The Permaculture Guild Global Regeneration Project
THE PERMACULTURE GUILD
STATEMENT OF MISSION AND PURPOSE
The primary mission and purpose of The Permaculture Guild is: “To co-create a regenerative planet, while maintaining a state of dynamic equilibrium and alignment with natural law, that supports the survival and thriving of all life forms.”
The Permaculture Guild has developed a project and a strategic plan to facilitate our mission and purpose.
THE PERMACULTURE GUILD GLOBAL REGENERATION PROJECT-STRATEGIC PLAN
There are three core phases to our strategic plan.
PHASE 1. To co-create and facilitate the manifestation of regenerative inner and outer landscapes.
PHASE 2. To use the process of guild building and related beneficial connections, between self organizing and empowered individuals and groups, structured around the permaculture carbon cluster, the permaculture flower and the permaculture design evolution process.
PHASE 3. To facilitate regenerative, self governing, watersheds, river basins, and marine ecosystems globally. The Permaculture Guild Eco-village Project model will be the primary vehicle used to facilitate the transformation process of any given watershed or river basin.
It is our intent to co-create at least one of these Eco-village models for each watershed and river basin on the planet.
One of the key characteristics of a regenerative watershed, or river basin, (both of which can also be referred to as a bioregion, containing multiple ecosystems) is that all life forms within its geographical footprint are in a state of balance with each other.
In permaculture there are seven land use zones.
The first zone is zone zero-zero. This zone of the seven, is the most significant. The fundamental reason for this is due to the current planetary condition, as it is but an outward reflection, of the collective condition, where individual inner landscapes are not in balance. How does this condition manifest? Multi generational and trauma based cultural programming, for example, left unchecked are common culprits.
Here are the descriptions of these seven zones:
1. Zone Zero-Zero, describes the realm of our internal inner landscapes. Some aspects are: biome, physical, emotional and mental health, (some include spiritual).
2. Zone Zero, describes the built environment and basically consists of everything man made that doesn’t occur in the natural world. Such things as; homes, barns, fences, highways and roads, even down to a pathway, trains, planes and automobiles, electrical, telecommunication, natural gas networks, railroads, commercial and industrial centers, furniture, computers, silverware and dishes, clothing, landfills, the list goes on and on.
3. Zone one is the part of the garden which is closest to the home or zone zero, representing that part of the landscape that is visited every day.
4. Zone two is similar to zone one, but extends further out and is visited less frequently.
5. Zone three consists mostly of food forests or orchards.
6. Zone four is for agro-forestry, such as tree or industrial hemp farms, where harvesting intervals are further apart.
7. Zone five is the area reserved for wildlife habitat. It is visited, but little to nothing is taken away.
A watershed or river basin in a state of balance, and aligned with natural law is the objective.
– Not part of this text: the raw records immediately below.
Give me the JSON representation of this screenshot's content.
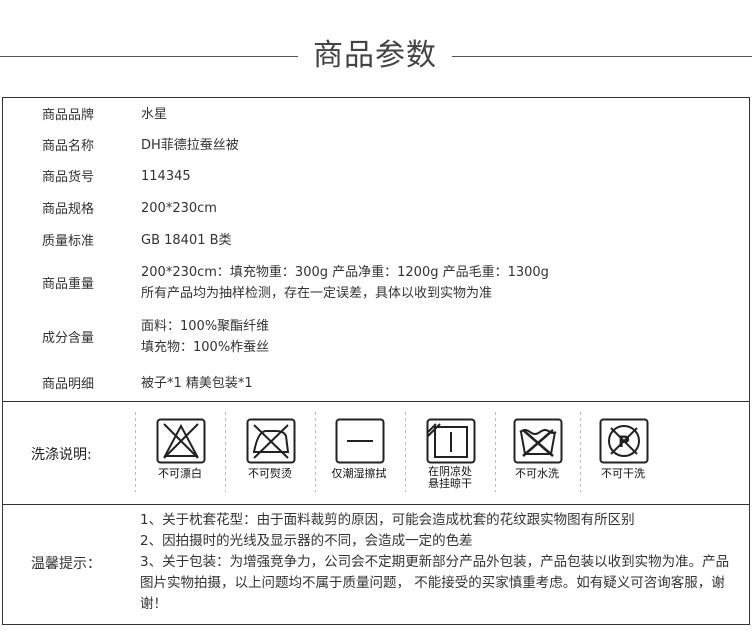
{
  "header": {
    "title": "商品参数"
  },
  "params": [
    {
      "label": "商品品牌",
      "value": "水星"
    },
    {
      "label": "商品名称",
      "value": "DH菲德拉蚕丝被"
    },
    {
      "label": "商品货号",
      "value": "114345"
    },
    {
      "label": "商品规格",
      "value": "200*230cm"
    },
    {
      "label": "质量标准",
      "value": "GB 18401 B类"
    },
    {
      "label": "商品重量",
      "value": "200*230cm：填充物重：300g 产品净重：1200g 产品毛重：1300g",
      "value2": "所有产品均为抽样检测，存在一定误差，具体以收到实物为准"
    },
    {
      "label": "成分含量",
      "value": "面料：100%聚酯纤维",
      "value2": "填充物：100%柞蚕丝"
    },
    {
      "label": "商品明细",
      "value": "被子*1 精美包装*1"
    }
  ],
  "wash": {
    "label": "洗涤说明:",
    "items": [
      {
        "icon": "no-bleach-icon",
        "caption": "不可漂白"
      },
      {
        "icon": "no-iron-icon",
        "caption": "不可熨烫"
      },
      {
        "icon": "damp-wipe-icon",
        "caption": "仅潮湿擦拭"
      },
      {
        "icon": "line-dry-shade-icon",
        "caption": "在阴凉处",
        "caption2": "悬挂晾干"
      },
      {
        "icon": "no-wash-icon",
        "caption": "不可水洗"
      },
      {
        "icon": "no-dry-clean-icon",
        "caption": "不可干洗"
      }
    ]
  },
  "tips": {
    "label": "温馨提示：",
    "lines": [
      "1、关于枕套花型：由于面料裁剪的原因，可能会造成枕套的花纹跟实物图有所区别",
      "2、因拍摄时的光线及显示器的不同，会造成一定的色差",
      "3、关于包装：为增强竞争力，公司会不定期更新部分产品外包装，产品包装以收到实物为准。产品图片实物拍摄，以上问题均不属于质量问题， 不能接受的买家慎重考虑。如有疑义可咨询客服，谢谢！"
    ]
  },
  "colors": {
    "border": "#333333",
    "text": "#333333",
    "icon_box": "#222222"
  }
}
Starting with zone five, there is a geographical footprint large enough where the indigenous top predators remain in healthy and regenerative populations. The food chain base provides enough land for this to occur. Ideally zone five would be located at the extremities of a watershed as well as along the edges of brooks, streams and rivers located within that watershed. Once these areas have been determined, the land mass that remains can be used by humans to establish zones zero through four.
Within the remaining area the next step would be to estimate the human carrying capacity of the watershed. It’s important to note that the human carrying capacity can be modulated, according to several factors, such as latitude and the dietary choices of the people living within that watershed or river basin. The less meat products consumed within the watershed, the greater the human carrying capacity of that watershed. This is due to the fact that on average, it takes about seven pounds of vegetable protein to produce one pound of animal protein. This gives us a considerable level of flexibility in determining our human carrying capacity.
Economically, it is essential that a watershed produce a surplus yield in order to obtain resources which may not be obtainable within the watershed. Examples could be; tools, equipment, solar panels, batteries, fuel, building materials, clothing, computers, etc. Surplus yields that have the greatest market value at a reasonable cost, will produce the greatest return on investment. In order to produce this surplus yield, land needs to be set aside above the level required to support the watershed population.
Eventually the watershed zones zero through four will stabilize into balance, and that includes self regulating the human population in a responsible way. Otherwise, the watershed will begin to feel the pressure of over population. Again, dietary choices, as well an innovation could assist with expanding the carrying capacity of a watershed or river basin.
Finally, it’s a given that humans must always aspire to be in alignment with the ethics and principles of permaculture. This is the equivalent of co-existing with natural law